His bills largely focus on government efficiencies and taxpayer protections. Recent ones would add STEM (science, technology, engineering and math) seals to high school diplomas, prohibit fees for veteran designations on driver licenses and increase the number of judges in San Bernardino County.

As the vice chair of the Assembly Budget Committee, Obernolte vowed to fight to eliminate wasteful spending that he said was preventing the state from investing in transportation and in other integral functions of government. He also indicated his optimism that the governor’s legacy bullet-train project would finally be viewed next year as unsustainable and finally halted.

Suggesting there was risk of sounding egotistical, he took ownership of the advocacy to draw a four-year college into the High Desert — an idea that has been recently popular among both Democratic and Republican candidates in differing local state races.

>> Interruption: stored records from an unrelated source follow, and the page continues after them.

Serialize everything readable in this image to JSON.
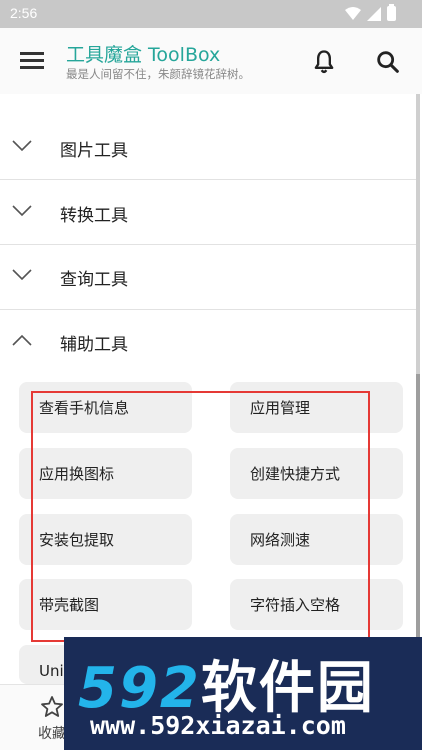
{
  "status_bar": {
    "time": "2:56"
  },
  "app_bar": {
    "title": "工具魔盒 ToolBox",
    "subtitle": "最是人间留不住，朱颜辞镜花辞树。",
    "icons": {
      "menu": "menu-icon",
      "bell": "bell-icon",
      "search": "search-icon"
    }
  },
  "categories": [
    {
      "label": "图片工具",
      "expanded": false
    },
    {
      "label": "转换工具",
      "expanded": false
    },
    {
      "label": "查询工具",
      "expanded": false
    },
    {
      "label": "辅助工具",
      "expanded": true
    }
  ],
  "tools": [
    {
      "label": "查看手机信息"
    },
    {
      "label": "应用管理"
    },
    {
      "label": "应用换图标"
    },
    {
      "label": "创建快捷方式"
    },
    {
      "label": "安装包提取"
    },
    {
      "label": "网络测速"
    },
    {
      "label": "带壳截图"
    },
    {
      "label": "字符插入空格"
    },
    {
      "label": "Uni"
    }
  ],
  "bottom_nav": {
    "favorites_label": "收藏"
  },
  "watermark": {
    "logo_number": "592",
    "logo_text": "软件园",
    "url": "www.592xiazai.com"
  },
  "colors": {
    "accent": "#26a69a",
    "highlight_box": "#e53935",
    "tool_bg": "#efefef",
    "watermark_bg": "#1a2c57",
    "watermark_blue": "#23b4ea"
  }
}
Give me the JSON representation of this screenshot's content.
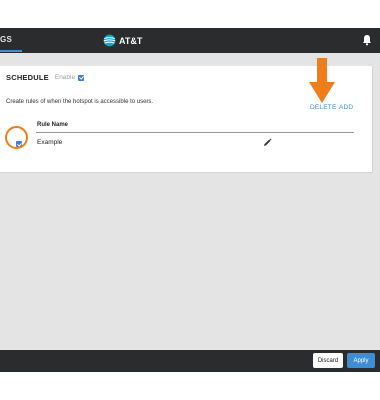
{
  "header": {
    "page_label": "GS",
    "brand": "AT&T",
    "icons": {
      "brand": "att-globe-icon",
      "notifications": "bell-icon"
    }
  },
  "schedule": {
    "title": "SCHEDULE",
    "enable_label": "Enable",
    "enabled": true,
    "description": "Create rules of when the hotspot is accessible to users.",
    "actions": {
      "delete": "DELETE",
      "add": "ADD"
    },
    "columns": {
      "rule_name": "Rule Name"
    },
    "rules": [
      {
        "name": "Example",
        "selected": true,
        "edit_icon": "pencil-icon"
      }
    ]
  },
  "footer": {
    "discard": "Discard",
    "apply": "Apply"
  },
  "colors": {
    "header_bg": "#2b2c2e",
    "accent": "#3f8ed1",
    "annotation": "#ef7d1a",
    "workspace_bg": "#e4e4e4"
  }
}
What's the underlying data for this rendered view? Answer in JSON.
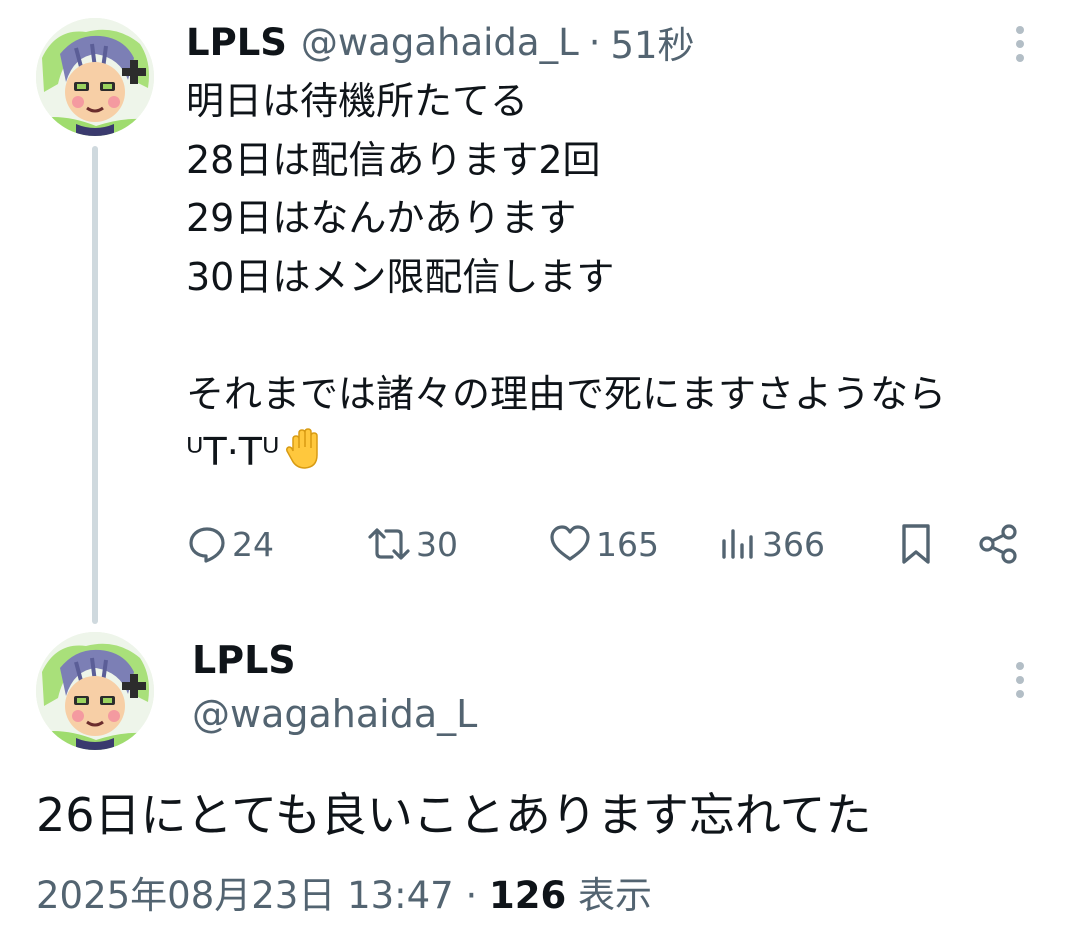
{
  "tweet1": {
    "author_name": "LPLS",
    "handle": "@wagahaida_L",
    "separator": "·",
    "time": "51秒",
    "lines": [
      "明日は待機所たてる",
      "28日は配信あります2回",
      "29日はなんかあります",
      "30日はメン限配信します",
      "",
      "それまでは諸々の理由で死にますさようなら",
      "ᵁT·Tᵁ"
    ],
    "emoji": "raised-hand",
    "stats": {
      "replies": "24",
      "retweets": "30",
      "likes": "165",
      "views": "366"
    }
  },
  "tweet2": {
    "author_name": "LPLS",
    "handle": "@wagahaida_L",
    "text": "26日にとても良いことあります忘れてた",
    "date": "2025年08月23日 13:47",
    "separator": "·",
    "views_count": "126",
    "views_label": "表示"
  },
  "icons": {
    "reply": "speech-bubble-icon",
    "retweet": "retweet-icon",
    "like": "heart-icon",
    "views": "bar-chart-icon",
    "bookmark": "bookmark-icon",
    "share": "share-icon",
    "more": "vertical-dots-icon"
  },
  "colors": {
    "text_primary": "#0f1419",
    "text_secondary": "#536471",
    "thread_line": "#cfd9de",
    "more_dots": "#b3bec6"
  }
}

If that plan proves to be too ambitious, he would accept a satellite campus as a compromise. He is also a supporter of a trauma center hospital in the High Desert as recommended recently by a county civil Grand Jury: "Those projects, I think are cornerstone," he said.

Self-described as fiscally conservative, such big-time efforts will be necessary to attract manufacturing and other large-scale industries to the region, according to Markovich, who believed that organized labor — an admittedly "scary term out in the High Desert" — was the right avenue to solve income disparities and to establish a sustainable workforce that can afford to raise a family and buy a home.

As a state lawmaker, he would view his role as an exercise in balance, particularly on environmental issues: "We can’t go all or nothing … It’s counterproductive." To that point, he sees desert lands as deserving of protection, yet mining and recreational activity equally worthy of attention.

Upon retirement following 24 years with a Los Angeles public transportation company, Cisneros felt it would be easy to simply wait for a teenage child to graduate high school and then move to Mexico where she could enjoy the spoils of post-work life: "A feet up on the beach type of vision. But that just wasn’t in the stars for me."

Throughout her career, she has been involved in labor union activities and would push to form pathways to union jobs, because trade is as important as college: "There’s nothing wrong with making $45 an hour as a plumber." Like Markovich, she is also a proponent of a four-year university and trauma center here.

Admittedly not a refined politician, which she sees as a positive, Cisneros describes herself as a staunch environmentalist, against controversial projects by Cadiz to pump groundwater to the southland and Nestle’s extraction of groundwater.

Cisneros also supports universal health care and views her political affiliation — not a progressive, per se, "because that just kind of turns people off, but I hold to Democratic values" — as a significant advantage in the Democrat-dominated legislature.

Ultimately, she doesn’t see being a political novice as a hindrance: "I care about the people and I know the struggle. I know what it’s like to live paycheck to paycheck. Politics is not a career for me. I want to make changes that will affect my community positively."